Charitable Organization featured in the 1999 LA Music Awards
Lullaby for Columbine is the name of a benefit CD released in 1999 shortly after the Columbine High School massacre where fourteen students and a teacher died in one of the deadliest school shootings in United States history. The name is synonymous with both the title cut featured on the album and the non-profit organization that produced it, whose full name is “The Lullaby for Columbine Project.”
The full title being, Lullaby for Columbine, Love Endures, the CD was produced by musical composer/producer Michael Tamburello through the organization, based in Littleton, Colorado that he cofounded with his daughter Nina Tamburello. The CD features several artists of notoriety including Rachael Lampa, Taylor Mesplé, and Adrian Belew, among others. Music from the CD has been aired worldwide and has been featured on NBC’s Today show with Katie Couric.
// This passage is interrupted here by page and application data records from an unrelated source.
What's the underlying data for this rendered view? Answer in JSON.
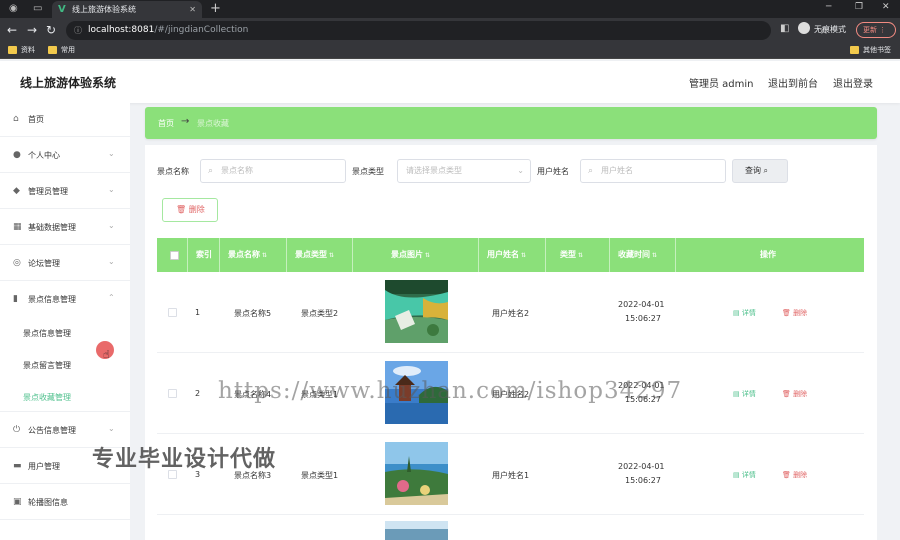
{
  "browser": {
    "tab_title": "线上旅游体验系统",
    "address_host": "localhost:8081",
    "address_path": "/#/jingdianCollection",
    "incognito_label": "无痕模式",
    "update_label": "更新",
    "bookmarks": [
      "资料",
      "常用"
    ],
    "other_bookmarks": "其他书签"
  },
  "header": {
    "app_title": "线上旅游体验系统",
    "admin_label": "管理员 admin",
    "front_label": "退出到前台",
    "logout_label": "退出登录"
  },
  "sidebar": {
    "items": [
      {
        "label": "首页",
        "icon": "home-icon"
      },
      {
        "label": "个人中心",
        "icon": "user-icon"
      },
      {
        "label": "管理员管理",
        "icon": "shield-icon"
      },
      {
        "label": "基础数据管理",
        "icon": "grid-icon"
      },
      {
        "label": "论坛管理",
        "icon": "globe-icon"
      },
      {
        "label": "景点信息管理",
        "icon": "chart-icon"
      },
      {
        "label": "公告信息管理",
        "icon": "power-icon"
      },
      {
        "label": "用户管理",
        "icon": "user-box-icon"
      },
      {
        "label": "轮播图信息",
        "icon": "image-icon"
      }
    ],
    "sub_items": [
      "景点信息管理",
      "景点留言管理",
      "景点收藏管理"
    ]
  },
  "breadcrumb": {
    "home": "首页",
    "separator": "→",
    "current": "景点收藏"
  },
  "filters": {
    "name_label": "景点名称",
    "name_placeholder": "景点名称",
    "type_label": "景点类型",
    "type_placeholder": "请选择景点类型",
    "user_label": "用户姓名",
    "user_placeholder": "用户姓名",
    "query_label": "查询",
    "delete_label": "删除"
  },
  "table": {
    "columns": [
      "索引",
      "景点名称",
      "景点类型",
      "景点图片",
      "用户姓名",
      "类型",
      "收藏时间",
      "操作"
    ],
    "rows": [
      {
        "index": "1",
        "name": "景点名称5",
        "type": "景点类型2",
        "user": "用户姓名2",
        "date": "2022-04-01",
        "time": "15:06:27"
      },
      {
        "index": "2",
        "name": "景点名称4",
        "type": "景点类型1",
        "user": "用户姓名2",
        "date": "2022-04-01",
        "time": "15:06:27"
      },
      {
        "index": "3",
        "name": "景点名称3",
        "type": "景点类型1",
        "user": "用户姓名1",
        "date": "2022-04-01",
        "time": "15:06:27"
      }
    ],
    "detail_label": "详情",
    "delete_label": "删除"
  },
  "overlay": {
    "watermark": "https://www.huzhan.com/ishop34297",
    "promo": "专业毕业设计代做"
  },
  "colors": {
    "accent": "#8be07a",
    "active": "#4fc08d",
    "danger": "#e06363"
  }
}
The project was launched a day after the tragedy by Tamburello and his daughter Nina—then about to begin high school. Together they wanted to dedicate a song he had written for her years earlier and produce a single of it with a name change from its original title, “Nina’s Lullaby”, to help raise funds to benefit the victims of the Columbine tragedy. Within days, other music artists learned of the endeavor and news of the project spread that attracted artists nationally.
By midsummer of 1999, the project mushroomed into a full CD consisting of 17 songs written and recorded by both local and national artists including Adrian Belew – (King Crimson, Frank Zappa, David Bowie, Talking Heads), and Christian artists Rick Altizer, Danny Oertli, and Rachael Lampa, whose singing career launched shortly thereafter. The CD also features the famed song closely associated with the tragedy, “Friend of Mine, Columbine”, by Columbine students Jonathan and Stephen Cohen. Produced by Jason Hickman, the song received much national airplay and alone raised nearly a half-million dollars for the Columbine victims. Christian songwriter and artist, Brad Richardson wrote “A Colorado Columbine”, also featured on the CD. The song was inspired by a blanket of snow that fell on the morning after the Columbine shooting and evokes a spirit of cleansing and hope in the aftermath of America’s deadliest school shootings.
Just as the Project’s production team was ending its talent acquisition phase, a final song titled, “We Will Always Remember” that had been independently produced by Taylor Mesplé, was added, which featured Christian artist Rachael Lampa, then 14 years old and undiscovered. Taylor Mesplé also sang with Lampa along with Sydney Hostetler and the late Winston Ford (Earth, Wind & Fire, The Drifters).
Within weeks of its inception, the Project garnered more than a quarter of a million dollars of support through in-kind donations from large corporations such as Sony Disc Manufacturing, Musicland and the National Digital Television Center to facilitate nearly all production, manufacturing and distribution phases of the record project. Additional firms contributed production and post-production services, and others donated professional services to meet the Project’s legal and corporate needs.